But for Alps, almost everywhere seemed to utilize your design. Do you have a theory as to why that was? Do you think there is something fundamentally different about the two posters?
The Alps poster was utilized because in a way it’s more accessible than the Dogtooth poster. Although black and white/photocopy-like, it's funnier, it tells a story, there’s the actors.
In an interview with The Criterion Collection, Lanthimos references Hans Hillmann as a “graphic touchstone” for him. They cite a few examples of his work that may have influenced The Lobster. Do the filmmakers usually suggest any visuals or ideas to you?
I always ask from directors to send me visual references before I start working to make sure we are on the same path. I have never been suggested specific visual ideas from any of the directors I have worked with so far.
I'm always curious about this: what sorts of visual inspiration do you keep around your workspace?
The only visual element is a framed poster on the wall from a festival called Rock in Athens that took place in 1985. [Ed. note: Rock in Athens, headlined by The Clash and featuring The Cure, Depeche Mode and Nina Hagen, was one of Greece's first rock festivals, staged almost two decades after a violent 1967 Rolling Stones gig in the weeks leading up to the assumption of power by the military junta that ruled Greece until 1974.]
In the past, you've mentioned Josef Müller-Brockmann as an influence. You can definitely see a link between his work and yours, especially typographically. But are there any movie posters that have influenced you at all, or perhaps just something you like?
There are designers I love, like Josef Müller-Brockmann and Hans Hillman that you have already mentioned, plus loads of others, but I guess my influences — although manifested as “applied art” — derive also from fine art and music practices.
We recently ran a piece about the tension between accurately representing a film and the practical concerns of selling a movie by using a celebrity's image. The Lobster and The Killing of a Sacred Deer both feature big stars. Was there any pressure to spotlight these actors or trade on their image?

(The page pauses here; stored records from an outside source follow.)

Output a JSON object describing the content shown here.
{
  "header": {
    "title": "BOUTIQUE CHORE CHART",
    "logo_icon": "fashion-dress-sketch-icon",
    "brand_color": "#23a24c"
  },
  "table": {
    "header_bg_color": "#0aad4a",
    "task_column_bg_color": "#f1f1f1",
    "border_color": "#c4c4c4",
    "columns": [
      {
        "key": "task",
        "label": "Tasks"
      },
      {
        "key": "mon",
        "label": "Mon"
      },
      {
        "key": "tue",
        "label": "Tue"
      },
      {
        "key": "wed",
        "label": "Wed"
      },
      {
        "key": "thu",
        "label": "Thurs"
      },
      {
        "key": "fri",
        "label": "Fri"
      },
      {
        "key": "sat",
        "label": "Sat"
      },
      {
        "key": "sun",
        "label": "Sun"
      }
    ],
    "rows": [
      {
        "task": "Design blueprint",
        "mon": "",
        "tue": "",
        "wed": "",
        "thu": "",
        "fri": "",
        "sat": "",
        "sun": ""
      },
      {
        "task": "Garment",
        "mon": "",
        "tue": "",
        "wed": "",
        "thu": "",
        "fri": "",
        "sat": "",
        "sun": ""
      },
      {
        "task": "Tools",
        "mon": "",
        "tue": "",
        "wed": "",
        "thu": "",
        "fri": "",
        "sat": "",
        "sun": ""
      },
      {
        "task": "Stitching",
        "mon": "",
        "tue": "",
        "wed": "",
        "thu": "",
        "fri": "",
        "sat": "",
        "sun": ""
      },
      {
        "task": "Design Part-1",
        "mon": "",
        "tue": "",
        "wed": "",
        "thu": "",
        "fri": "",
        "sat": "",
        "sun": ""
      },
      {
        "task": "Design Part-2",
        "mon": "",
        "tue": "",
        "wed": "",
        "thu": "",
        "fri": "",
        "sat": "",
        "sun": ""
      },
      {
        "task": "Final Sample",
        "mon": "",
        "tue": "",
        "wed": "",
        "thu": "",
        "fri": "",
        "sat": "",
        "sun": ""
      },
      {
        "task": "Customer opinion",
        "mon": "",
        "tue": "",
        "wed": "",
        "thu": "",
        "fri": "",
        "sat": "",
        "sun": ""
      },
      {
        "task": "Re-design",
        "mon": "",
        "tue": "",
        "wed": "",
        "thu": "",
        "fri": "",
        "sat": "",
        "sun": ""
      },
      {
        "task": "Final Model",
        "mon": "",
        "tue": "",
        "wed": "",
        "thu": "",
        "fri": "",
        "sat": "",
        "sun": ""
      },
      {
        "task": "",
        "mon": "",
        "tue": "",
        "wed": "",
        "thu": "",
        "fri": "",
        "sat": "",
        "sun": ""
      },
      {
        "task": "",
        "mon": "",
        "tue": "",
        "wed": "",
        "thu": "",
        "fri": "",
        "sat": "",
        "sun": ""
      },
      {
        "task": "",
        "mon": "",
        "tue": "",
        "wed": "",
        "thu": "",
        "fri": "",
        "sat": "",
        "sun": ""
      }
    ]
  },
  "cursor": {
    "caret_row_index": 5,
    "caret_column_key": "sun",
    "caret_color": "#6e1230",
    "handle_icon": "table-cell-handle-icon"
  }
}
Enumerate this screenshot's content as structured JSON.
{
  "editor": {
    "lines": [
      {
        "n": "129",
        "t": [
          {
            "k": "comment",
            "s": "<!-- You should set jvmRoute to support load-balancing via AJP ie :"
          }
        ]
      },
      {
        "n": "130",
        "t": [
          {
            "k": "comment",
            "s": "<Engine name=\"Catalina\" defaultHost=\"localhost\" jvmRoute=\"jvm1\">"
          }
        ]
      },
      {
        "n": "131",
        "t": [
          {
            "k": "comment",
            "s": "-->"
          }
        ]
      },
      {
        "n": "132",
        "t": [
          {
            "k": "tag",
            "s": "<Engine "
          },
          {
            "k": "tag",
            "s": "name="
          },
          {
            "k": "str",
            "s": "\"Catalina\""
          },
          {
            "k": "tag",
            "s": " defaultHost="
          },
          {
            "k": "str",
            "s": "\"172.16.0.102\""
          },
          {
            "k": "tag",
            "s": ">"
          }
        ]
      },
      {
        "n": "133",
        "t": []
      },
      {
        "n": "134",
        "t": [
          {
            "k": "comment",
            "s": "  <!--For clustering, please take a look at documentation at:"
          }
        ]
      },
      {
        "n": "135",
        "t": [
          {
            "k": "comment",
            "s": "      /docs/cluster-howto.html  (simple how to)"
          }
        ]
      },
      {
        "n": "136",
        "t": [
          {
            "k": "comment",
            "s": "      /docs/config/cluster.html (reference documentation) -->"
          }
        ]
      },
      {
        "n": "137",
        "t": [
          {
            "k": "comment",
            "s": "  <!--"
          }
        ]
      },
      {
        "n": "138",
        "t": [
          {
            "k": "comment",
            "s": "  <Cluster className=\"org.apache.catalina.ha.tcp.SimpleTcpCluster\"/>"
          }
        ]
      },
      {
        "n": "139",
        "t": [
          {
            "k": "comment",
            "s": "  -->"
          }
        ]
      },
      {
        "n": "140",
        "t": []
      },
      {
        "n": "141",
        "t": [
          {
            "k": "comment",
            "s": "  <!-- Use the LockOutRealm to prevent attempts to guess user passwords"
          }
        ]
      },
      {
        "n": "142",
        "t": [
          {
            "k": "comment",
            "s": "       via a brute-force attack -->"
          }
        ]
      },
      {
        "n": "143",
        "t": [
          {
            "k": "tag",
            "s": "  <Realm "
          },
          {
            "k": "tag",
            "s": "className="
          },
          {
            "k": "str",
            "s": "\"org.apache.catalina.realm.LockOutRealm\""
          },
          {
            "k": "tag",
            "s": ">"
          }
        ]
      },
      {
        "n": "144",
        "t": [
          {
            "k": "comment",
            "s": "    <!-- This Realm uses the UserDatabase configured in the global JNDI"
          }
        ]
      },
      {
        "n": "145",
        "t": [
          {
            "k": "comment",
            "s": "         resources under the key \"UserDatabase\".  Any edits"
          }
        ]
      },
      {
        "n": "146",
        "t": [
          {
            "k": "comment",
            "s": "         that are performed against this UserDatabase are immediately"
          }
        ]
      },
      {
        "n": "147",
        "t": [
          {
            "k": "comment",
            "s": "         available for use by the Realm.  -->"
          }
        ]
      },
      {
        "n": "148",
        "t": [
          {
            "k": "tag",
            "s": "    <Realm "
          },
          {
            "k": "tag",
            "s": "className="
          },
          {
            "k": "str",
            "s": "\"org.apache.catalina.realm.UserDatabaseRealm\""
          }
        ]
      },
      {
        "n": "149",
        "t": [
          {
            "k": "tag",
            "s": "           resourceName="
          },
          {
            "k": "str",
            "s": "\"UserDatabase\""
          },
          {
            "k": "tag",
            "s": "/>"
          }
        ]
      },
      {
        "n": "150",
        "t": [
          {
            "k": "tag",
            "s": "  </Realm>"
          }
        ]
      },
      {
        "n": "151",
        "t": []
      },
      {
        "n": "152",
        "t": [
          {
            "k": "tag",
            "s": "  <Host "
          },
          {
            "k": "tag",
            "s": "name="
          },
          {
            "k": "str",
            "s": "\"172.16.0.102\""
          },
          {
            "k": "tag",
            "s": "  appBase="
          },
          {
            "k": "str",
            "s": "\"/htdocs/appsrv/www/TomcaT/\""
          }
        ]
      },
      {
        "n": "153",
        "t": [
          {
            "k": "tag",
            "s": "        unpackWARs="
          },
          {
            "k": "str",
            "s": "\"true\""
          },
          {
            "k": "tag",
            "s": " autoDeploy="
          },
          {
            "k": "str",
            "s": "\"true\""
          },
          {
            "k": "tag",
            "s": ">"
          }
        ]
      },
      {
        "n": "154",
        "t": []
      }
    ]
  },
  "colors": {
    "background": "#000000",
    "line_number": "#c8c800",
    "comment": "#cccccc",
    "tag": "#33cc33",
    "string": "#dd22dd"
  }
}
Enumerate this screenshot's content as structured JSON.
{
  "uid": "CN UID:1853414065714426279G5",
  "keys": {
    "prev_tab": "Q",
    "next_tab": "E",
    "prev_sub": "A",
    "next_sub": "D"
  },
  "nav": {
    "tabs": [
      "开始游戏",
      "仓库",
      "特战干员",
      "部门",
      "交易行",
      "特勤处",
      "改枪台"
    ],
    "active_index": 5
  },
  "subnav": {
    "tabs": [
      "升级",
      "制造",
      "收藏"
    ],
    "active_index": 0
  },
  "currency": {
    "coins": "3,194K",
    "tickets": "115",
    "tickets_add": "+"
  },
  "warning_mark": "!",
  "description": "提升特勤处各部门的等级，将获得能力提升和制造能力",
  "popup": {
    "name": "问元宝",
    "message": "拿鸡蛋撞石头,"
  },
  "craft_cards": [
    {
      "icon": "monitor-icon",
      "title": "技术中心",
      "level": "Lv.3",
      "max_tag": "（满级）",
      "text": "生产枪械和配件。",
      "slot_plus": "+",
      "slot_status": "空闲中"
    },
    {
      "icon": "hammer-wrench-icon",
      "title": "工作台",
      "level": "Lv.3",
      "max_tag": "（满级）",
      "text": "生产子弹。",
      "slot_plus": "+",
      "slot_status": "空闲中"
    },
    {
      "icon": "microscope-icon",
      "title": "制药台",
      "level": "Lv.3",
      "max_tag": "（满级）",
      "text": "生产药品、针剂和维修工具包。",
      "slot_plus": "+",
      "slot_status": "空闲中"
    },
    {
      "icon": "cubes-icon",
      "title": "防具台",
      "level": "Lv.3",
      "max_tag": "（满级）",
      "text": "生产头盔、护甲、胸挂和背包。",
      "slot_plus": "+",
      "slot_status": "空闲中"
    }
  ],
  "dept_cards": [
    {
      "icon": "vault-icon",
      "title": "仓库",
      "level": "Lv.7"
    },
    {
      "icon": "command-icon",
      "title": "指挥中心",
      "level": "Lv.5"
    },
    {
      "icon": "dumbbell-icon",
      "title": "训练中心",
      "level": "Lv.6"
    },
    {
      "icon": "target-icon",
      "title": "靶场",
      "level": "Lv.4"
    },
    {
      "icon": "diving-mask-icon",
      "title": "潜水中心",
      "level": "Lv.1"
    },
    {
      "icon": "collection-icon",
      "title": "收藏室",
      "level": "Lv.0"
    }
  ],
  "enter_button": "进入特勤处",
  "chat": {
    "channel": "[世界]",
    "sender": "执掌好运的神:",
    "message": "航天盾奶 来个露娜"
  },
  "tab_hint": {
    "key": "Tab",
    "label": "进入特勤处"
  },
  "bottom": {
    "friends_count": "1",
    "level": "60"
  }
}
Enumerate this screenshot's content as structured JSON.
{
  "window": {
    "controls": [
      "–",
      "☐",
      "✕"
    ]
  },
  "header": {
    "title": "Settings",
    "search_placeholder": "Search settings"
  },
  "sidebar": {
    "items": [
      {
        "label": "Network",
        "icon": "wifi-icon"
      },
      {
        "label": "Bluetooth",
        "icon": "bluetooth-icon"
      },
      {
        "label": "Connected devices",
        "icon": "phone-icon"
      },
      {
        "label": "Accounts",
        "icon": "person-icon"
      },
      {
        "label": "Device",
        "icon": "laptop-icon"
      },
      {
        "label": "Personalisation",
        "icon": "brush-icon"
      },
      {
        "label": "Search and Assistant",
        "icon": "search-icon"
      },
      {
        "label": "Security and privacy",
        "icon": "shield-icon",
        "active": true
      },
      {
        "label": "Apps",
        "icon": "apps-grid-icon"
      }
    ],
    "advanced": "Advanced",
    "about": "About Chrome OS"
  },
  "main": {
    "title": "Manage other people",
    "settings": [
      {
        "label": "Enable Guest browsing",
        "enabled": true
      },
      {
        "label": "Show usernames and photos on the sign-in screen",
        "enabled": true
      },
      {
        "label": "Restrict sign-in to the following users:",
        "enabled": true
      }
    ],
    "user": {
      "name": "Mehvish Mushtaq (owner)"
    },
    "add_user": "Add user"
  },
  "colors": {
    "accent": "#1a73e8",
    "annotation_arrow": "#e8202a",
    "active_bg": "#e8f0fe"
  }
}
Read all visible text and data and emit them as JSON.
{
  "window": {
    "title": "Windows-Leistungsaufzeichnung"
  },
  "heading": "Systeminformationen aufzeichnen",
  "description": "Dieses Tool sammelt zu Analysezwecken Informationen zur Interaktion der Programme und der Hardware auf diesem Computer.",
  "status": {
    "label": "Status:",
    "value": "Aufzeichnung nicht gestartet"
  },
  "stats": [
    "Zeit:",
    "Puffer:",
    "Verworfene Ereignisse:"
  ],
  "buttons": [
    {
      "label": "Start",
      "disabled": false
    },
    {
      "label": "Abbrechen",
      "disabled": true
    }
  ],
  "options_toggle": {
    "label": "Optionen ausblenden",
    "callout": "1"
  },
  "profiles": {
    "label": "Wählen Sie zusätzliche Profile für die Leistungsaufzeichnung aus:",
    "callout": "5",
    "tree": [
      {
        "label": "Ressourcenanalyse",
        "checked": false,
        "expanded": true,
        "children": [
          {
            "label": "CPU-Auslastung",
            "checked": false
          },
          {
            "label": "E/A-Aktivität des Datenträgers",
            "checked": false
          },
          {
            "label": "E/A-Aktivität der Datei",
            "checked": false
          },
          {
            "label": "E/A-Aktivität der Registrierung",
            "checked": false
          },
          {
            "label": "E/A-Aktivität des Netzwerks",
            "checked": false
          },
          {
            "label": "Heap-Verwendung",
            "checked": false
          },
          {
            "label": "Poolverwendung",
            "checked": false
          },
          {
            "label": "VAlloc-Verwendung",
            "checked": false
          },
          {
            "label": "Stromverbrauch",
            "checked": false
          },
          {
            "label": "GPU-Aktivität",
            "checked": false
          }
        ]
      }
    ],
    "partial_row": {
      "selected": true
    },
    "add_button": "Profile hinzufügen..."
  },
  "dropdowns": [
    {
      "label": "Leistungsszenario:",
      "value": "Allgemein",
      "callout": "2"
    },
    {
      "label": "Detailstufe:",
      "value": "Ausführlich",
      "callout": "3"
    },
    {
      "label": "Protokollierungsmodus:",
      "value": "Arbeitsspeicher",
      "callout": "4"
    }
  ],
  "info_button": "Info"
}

We had discussed that preferably they should appear somehow on the poster, but I had the freedom to propose anything I thought was suitable, even just typographical posters. It’s quite brave that the chosen festival poster of The Killing of a Sacred Deer depicts just a tiny Colin Farell, without Nicole Kidman.
Considering how well-received the Lobster poster was, have you been approached to do more?
I have been approached to work on various films and TV productions, but it’s always [a] matter of timing. I am not running a studio with other people — it’s just me — and since I am also working on a series of other design projects too, I always make sure to allocate each project enough time. That limits severely the amount of projects I can take on.
Are you working on anything now?
I have a a series of projects lined up till spring, including a publication, a logo, a record cover, the poster for The Favourite (Yorgos Lanthimos' next film), and I am also teaching.